#### Data under study ####

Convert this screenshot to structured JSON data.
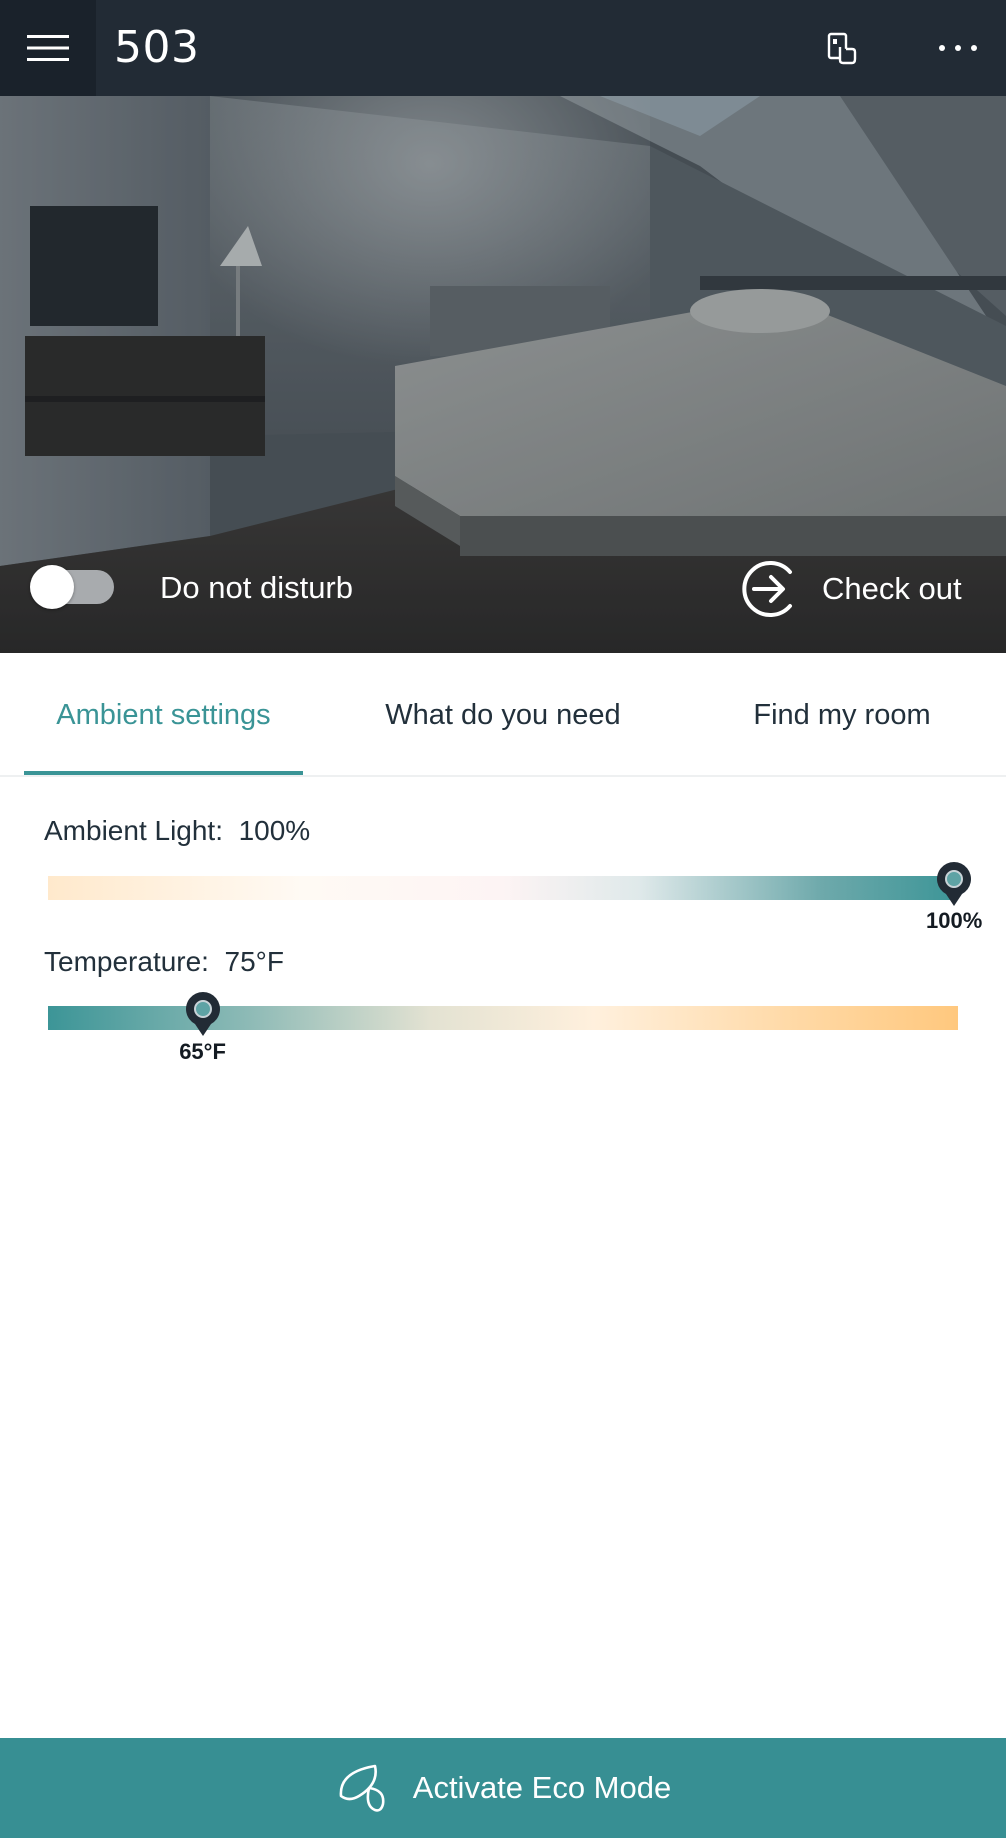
{
  "header": {
    "menu_icon": "hamburger-menu-icon",
    "title": "503",
    "key_icon": "digital-key-icon",
    "more_icon": "more-dots-icon"
  },
  "hero": {
    "image_description_icon": "hotel-room-photo",
    "do_not_disturb": {
      "label": "Do not disturb",
      "on": false
    },
    "checkout": {
      "label": "Check out",
      "icon": "checkout-arrow-icon"
    }
  },
  "tabs": [
    {
      "label": "Ambient settings",
      "active": true
    },
    {
      "label": "What do you need",
      "active": false
    },
    {
      "label": "Find my room",
      "active": false
    }
  ],
  "ambient_light": {
    "label": "Ambient Light:",
    "value": "100%",
    "slider_value": "100%",
    "level": 1.0
  },
  "temperature": {
    "label": "Temperature:",
    "value": "75°F",
    "slider_value": "65°F",
    "level": 0.17
  },
  "eco": {
    "label": "Activate Eco Mode",
    "icon": "leaf-icon"
  },
  "colors": {
    "header_bg": "#222b35",
    "accent": "#3a9496",
    "eco_bg": "#378f93"
  }
}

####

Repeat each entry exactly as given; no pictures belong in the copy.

Convert this screenshot to structured JSON data.
{
  "header": {
    "menu_icon": "hamburger-menu-icon",
    "title": "503",
    "key_icon": "digital-key-icon",
    "more_icon": "more-dots-icon"
  },
  "hero": {
    "image_description_icon": "hotel-room-photo",
    "do_not_disturb": {
      "label": "Do not disturb",
      "on": false
    },
    "checkout": {
      "label": "Check out",
      "icon": "checkout-arrow-icon"
    }
  },
  "tabs": [
    {
      "label": "Ambient settings",
      "active": true
    },
    {
      "label": "What do you need",
      "active": false
    },
    {
      "label": "Find my room",
      "active": false
    }
  ],
  "ambient_light": {
    "label": "Ambient Light:",
    "value": "100%",
    "slider_value": "100%",
    "level": 1.0
  },
  "temperature": {
    "label": "Temperature:",
    "value": "75°F",
    "slider_value": "65°F",
    "level": 0.17
  },
  "eco": {
    "label": "Activate Eco Mode",
    "icon": "leaf-icon"
  },
  "colors": {
    "header_bg": "#222b35",
    "accent": "#3a9496",
    "eco_bg": "#378f93"
  }
}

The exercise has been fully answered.